Again, there were two rival events on the final day of the Pride weekend. One was a pool party, free for staff who’d worked at Pride as a thank you, and $20 for everyone else. While that was admirable and community-minded, it struggled to compete against an event hosted by one of the city’s major tourist attractions: San Diego Zoo. Entry to the zoo party included entry to the zoo as well so, for a few hours around twilight, gaggles of gays giggled at the horny meerkats alongside moms with prams and retirees revving up their mobility scooters.
The Zoo Party was both dress-up and dress down – buff Americans sporting animal prints, zebra leggings, puppy masks, lion tails…”

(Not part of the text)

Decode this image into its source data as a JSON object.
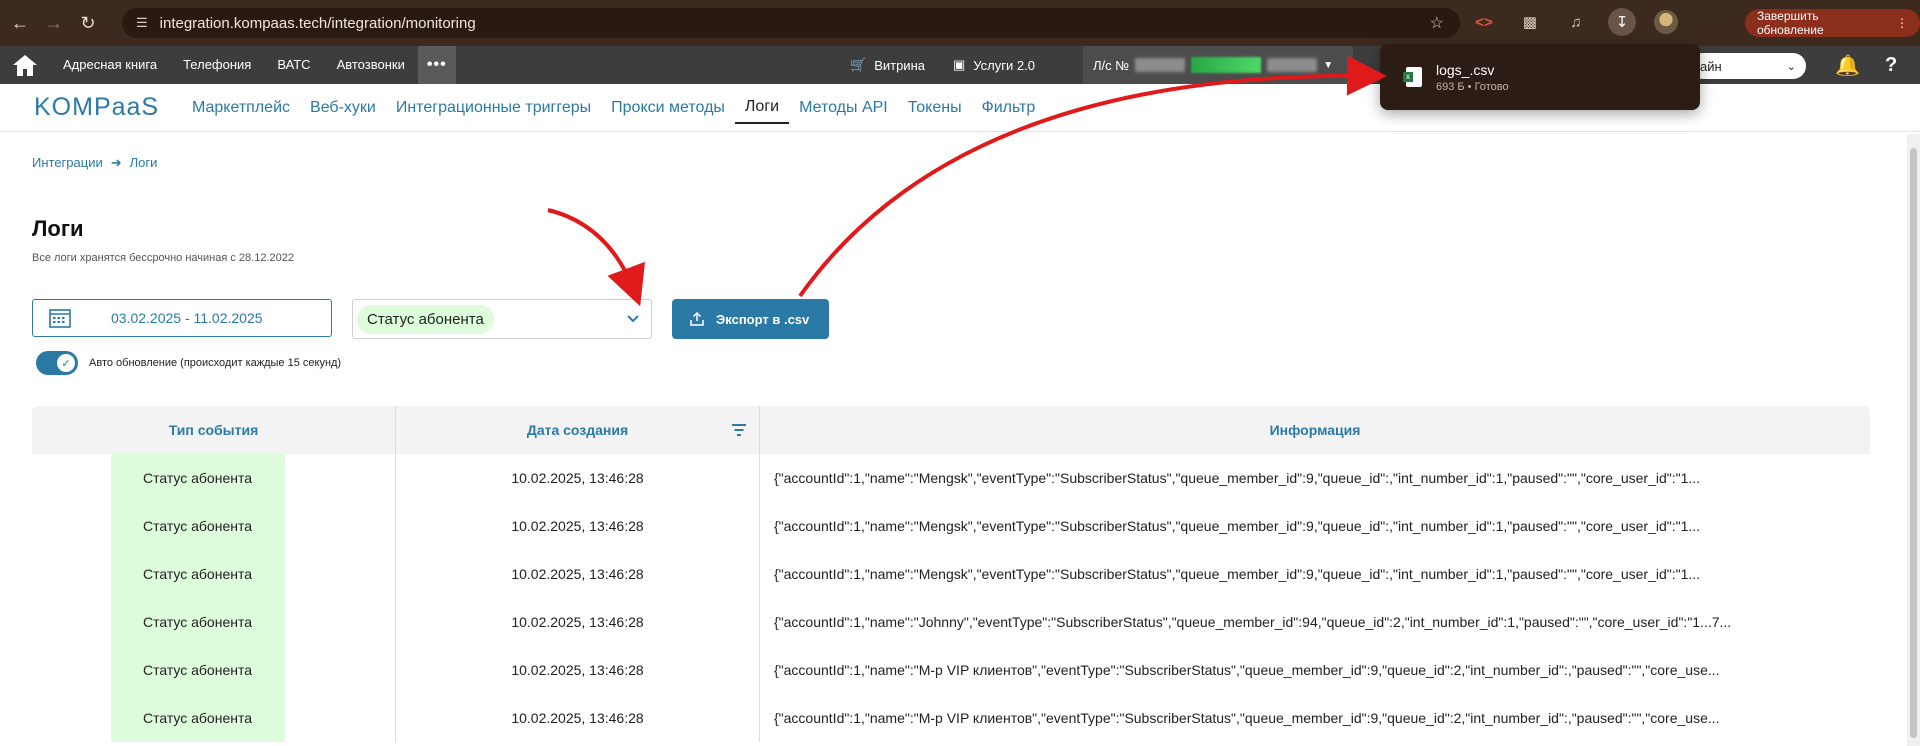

The Zoo Party was both dress-up and dress down – acres of topless, buff American men sporting skimpy animal prints, zebra leggings, puppy masks, lion tails and pretty much everything else that might normally be sold at the San Diego Zoo giftshop.
This may just be the most unique gay dance party in the world. Where else can you see bears tumbling around with each other in their cages, and see human bears pawing at each other on the dancefloor? We saw monkeys, lizards, birds of prey and snakes – and that was just in front of the DJ box once the crowd started to peak! The Zoo Party makes San Diego Pride something fantastically special and worth making the trip for.
A word of warning: beware the “fan contingent”. Personal fans now seem to be a necessary dancefloor accessory. When the beats kick in and the fancy fans come out, flung around by flamboyant types, stand back for your own personal safety.
San Diego is full of friendly Californians, thrilled you’ve dropped by and eager to see you return next year. We’ll be back, for sure, zebra leggings and all.
“Cher” on the Happiness boat cruise.
Zoo Party animals.
Daddy and Top.
Hunks on cruise.
Feline groovy at the Zoo Party.